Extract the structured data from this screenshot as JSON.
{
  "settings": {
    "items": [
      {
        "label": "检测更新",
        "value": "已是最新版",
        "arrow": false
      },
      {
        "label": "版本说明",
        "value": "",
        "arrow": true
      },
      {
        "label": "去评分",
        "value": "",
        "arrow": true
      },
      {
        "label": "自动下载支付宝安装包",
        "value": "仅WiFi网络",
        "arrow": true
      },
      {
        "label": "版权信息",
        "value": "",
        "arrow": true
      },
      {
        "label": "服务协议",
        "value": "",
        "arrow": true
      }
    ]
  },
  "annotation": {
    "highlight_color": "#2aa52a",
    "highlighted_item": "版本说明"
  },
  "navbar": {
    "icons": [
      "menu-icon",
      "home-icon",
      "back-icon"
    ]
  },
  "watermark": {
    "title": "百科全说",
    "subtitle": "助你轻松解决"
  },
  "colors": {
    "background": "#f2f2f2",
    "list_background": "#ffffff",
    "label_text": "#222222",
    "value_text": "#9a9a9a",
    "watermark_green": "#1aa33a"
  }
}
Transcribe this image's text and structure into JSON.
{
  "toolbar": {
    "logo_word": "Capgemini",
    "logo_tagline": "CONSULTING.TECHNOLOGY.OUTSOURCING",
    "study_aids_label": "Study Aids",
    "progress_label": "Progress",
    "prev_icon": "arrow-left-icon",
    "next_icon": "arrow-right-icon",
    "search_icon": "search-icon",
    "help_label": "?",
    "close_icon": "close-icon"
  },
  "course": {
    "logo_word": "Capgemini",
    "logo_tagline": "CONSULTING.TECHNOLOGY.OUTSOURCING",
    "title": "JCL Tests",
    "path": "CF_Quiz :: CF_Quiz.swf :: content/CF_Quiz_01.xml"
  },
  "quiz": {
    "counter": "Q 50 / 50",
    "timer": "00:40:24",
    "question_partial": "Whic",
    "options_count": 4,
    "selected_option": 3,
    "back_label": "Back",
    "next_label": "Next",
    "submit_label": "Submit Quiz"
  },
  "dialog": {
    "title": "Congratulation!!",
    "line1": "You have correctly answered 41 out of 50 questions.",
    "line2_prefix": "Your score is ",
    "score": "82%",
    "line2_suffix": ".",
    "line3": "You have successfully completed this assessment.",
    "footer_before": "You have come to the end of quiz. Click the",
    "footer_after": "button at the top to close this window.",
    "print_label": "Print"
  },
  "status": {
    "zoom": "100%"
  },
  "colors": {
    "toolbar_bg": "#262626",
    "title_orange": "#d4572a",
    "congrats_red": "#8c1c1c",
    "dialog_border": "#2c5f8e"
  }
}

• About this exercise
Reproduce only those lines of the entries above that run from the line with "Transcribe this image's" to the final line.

• Written answer
Transcribe this image's text and structure into JSON.
{
  "toolbar": {
    "logo_word": "Capgemini",
    "logo_tagline": "CONSULTING.TECHNOLOGY.OUTSOURCING",
    "study_aids_label": "Study Aids",
    "progress_label": "Progress",
    "prev_icon": "arrow-left-icon",
    "next_icon": "arrow-right-icon",
    "search_icon": "search-icon",
    "help_label": "?",
    "close_icon": "close-icon"
  },
  "course": {
    "logo_word": "Capgemini",
    "logo_tagline": "CONSULTING.TECHNOLOGY.OUTSOURCING",
    "title": "JCL Tests",
    "path": "CF_Quiz :: CF_Quiz.swf :: content/CF_Quiz_01.xml"
  },
  "quiz": {
    "counter": "Q 50 / 50",
    "timer": "00:40:24",
    "question_partial": "Whic",
    "options_count": 4,
    "selected_option": 3,
    "back_label": "Back",
    "next_label": "Next",
    "submit_label": "Submit Quiz"
  },
  "dialog": {
    "title": "Congratulation!!",
    "line1": "You have correctly answered 41 out of 50 questions.",
    "line2_prefix": "Your score is ",
    "score": "82%",
    "line2_suffix": ".",
    "line3": "You have successfully completed this assessment.",
    "footer_before": "You have come to the end of quiz. Click the",
    "footer_after": "button at the top to close this window.",
    "print_label": "Print"
  },
  "status": {
    "zoom": "100%"
  },
  "colors": {
    "toolbar_bg": "#262626",
    "title_orange": "#d4572a",
    "congrats_red": "#8c1c1c",
    "dialog_border": "#2c5f8e"
  }
}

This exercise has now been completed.